July/August 2008 Issue
Tyla was the director of a community mental health center that provided counseling services for low-income people struggling with mental health emergencies and chronic mental illness. A significant percentage of the agency’s clients were refugees and immigrants. Tyla learned that her state’s governor had issued an executive order requiring any agency receiving state funding to ask clients for proof of citizenship. The order further required agencies to notify state and federal law enforcement authorities if an applicant for services was an undocumented immigrant. Tyla, concerned that compliance would undermine clients’ trust and jeopardize the agency’s relationship with the local community, considered whether to comply with the governor’s executive order.
Juan was the director of a community action program that provided a wide range of services to low-income clients, including energy assistance, emergency shelter, a food pantry, employment services, literacy education, and substance abuse counseling. Juan learned that as a result of a severe budget crisis, the funding his agency received from state government was being slashed by about 40%. Juan and his board of directors had to make a series of daunting decisions about which programs and employees to terminate, knowing that no matter what they decided, some very vulnerable people would be harmed.
Madeline was the executive director of a family services agency that provided clinical services to individuals, couples, families, and small groups of clients.

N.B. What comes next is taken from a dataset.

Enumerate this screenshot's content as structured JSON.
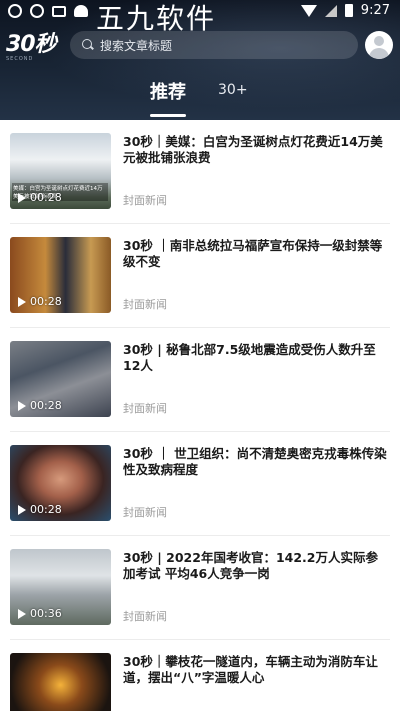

The agency’s accountant notified Madeline of spending irregularities in a large federally funded program for homeless families. After some investigation, she discovered that the program’s director, a longtime agency employee, had misappropriated nearly $25,000 for his personal use. Madeline had to decide whether to report her subordinate’s misconduct to the local police or handle the matter internally.
Seasoned social work administrators know that their jobs are sometimes fraught with ethical challenges. It is not enough for administrators to know about budgeting, program planning, grant writing, marketing, and personnel management. They also need a keen understanding of moral dilemmas in administration—that is, circumstances requiring hard choices among competing values, duties, and obligations. To be competent administrators, social workers need a comprehensive and firm grasp of ethical dilemmas in administration; ethical analysis, moral reasoning, and decision-making strategies; and ethical risk-management protocols to protect clients and prevent ethics complaints and litigation.
Second, social work administrators encounter ethical dilemmas involving program and organizational design, administrative policy, and program development. For example, administrators may encounter ethical challenges concerning compliance with unjust contract provisions, statutes, regulations, or policies; allocation of limited or scarce resources (known in the ethics field as issues of distributive justice); use of deceptive marketing practices; and personnel issues involving harassment, affirmative action, labor actions and strikes, and termination of employment.
Finally, social work administrators sometimes face ethical dilemmas involving relationships among agency staff and colleagues. These may involve instances where administrators discover that staffers or colleagues have been involved in fraudulent practices or other unethical conduct and need to make decisions about whether to “blow the whistle.”
Ethical Decision Making
Ethics Risk Management
Administrators should be especially familiar with major ethics-related risks involving ethical mistakes, decision making, and misconduct. Potential risks involve administrators’ relationships with staffers (e.g., hiring and firing decisions, sexual harassment, discrimination, performance evaluations, staff supervision, management of employee impairment) and clients (e.g., the limits of clients’ right to confidentiality, staffers’ use of high-risk and nontraditional treatment strategies and interventions, management of conflicts of interest and boundary issues, sexual harassment, informed consent, defamation of character, consultation, referral, supervision, documentation, and termination of services).
Some of the ethical issues facing social work administrators are straightforward, while others are complex. In light of the extraordinary growth of knowledge related to professional and social work ethics, it behooves social work administrators to acquaint themselves with the impressive array of ethical issues that emerge in social service agencies and organizations and with the rich conceptual tools that have evolved in recent years. Administrators should also be familiar with practical strategies designed to protect clients and prevent ethics complaints and lawsuits. Administrators also need to pay close attention to staffers’ need for ethics training and education.
Social work administrators’ understanding of ethical issues has matured, as has the development of the profession’s pertinent ethical standards and guidelines. Administrators are in a key position to cultivate and refine their agency’s ethical standards, set a moral tone, and oversee assertive and comprehensive ethics education and training. When ethical dilemmas emerge, administrators sit at the end of the decision-making line and thereby assume considerable responsibility for ultimate outcomes.
— Frederic G. Reamer, PhD, is a professor in the graduate program of the School of Social Work, Rhode Island College. He is the author of many books and articles, and his research has addressed mental health, healthcare, criminal justice, and professional ethics.